▶ [WHAT YOU ARE ASKED TO DO]:
Print the data that follows again, keeping every line exact.

▶ [EXERCISE DATA]:

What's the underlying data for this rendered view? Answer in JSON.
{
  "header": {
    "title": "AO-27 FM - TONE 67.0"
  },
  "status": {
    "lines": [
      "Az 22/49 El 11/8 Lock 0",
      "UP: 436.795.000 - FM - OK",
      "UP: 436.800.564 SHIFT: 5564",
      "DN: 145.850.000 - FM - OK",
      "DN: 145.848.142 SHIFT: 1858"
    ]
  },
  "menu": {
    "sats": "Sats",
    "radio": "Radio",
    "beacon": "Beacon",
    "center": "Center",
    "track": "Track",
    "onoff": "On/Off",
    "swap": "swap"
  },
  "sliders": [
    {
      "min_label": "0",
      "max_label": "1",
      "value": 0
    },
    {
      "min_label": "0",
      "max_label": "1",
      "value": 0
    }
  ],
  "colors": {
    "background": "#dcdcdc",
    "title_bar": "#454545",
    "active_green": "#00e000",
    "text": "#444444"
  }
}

▶ [RESPONSE TO THE TASK]:
What's the underlying data for this rendered view? Answer in JSON.
{
  "header": {
    "title": "AO-27 FM - TONE 67.0"
  },
  "status": {
    "lines": [
      "Az 22/49 El 11/8 Lock 0",
      "UP: 436.795.000 - FM - OK",
      "UP: 436.800.564 SHIFT: 5564",
      "DN: 145.850.000 - FM - OK",
      "DN: 145.848.142 SHIFT: 1858"
    ]
  },
  "menu": {
    "sats": "Sats",
    "radio": "Radio",
    "beacon": "Beacon",
    "center": "Center",
    "track": "Track",
    "onoff": "On/Off",
    "swap": "swap"
  },
  "sliders": [
    {
      "min_label": "0",
      "max_label": "1",
      "value": 0
    },
    {
      "min_label": "0",
      "max_label": "1",
      "value": 0
    }
  ],
  "colors": {
    "background": "#dcdcdc",
    "title_bar": "#454545",
    "active_green": "#00e000",
    "text": "#444444"
  }
}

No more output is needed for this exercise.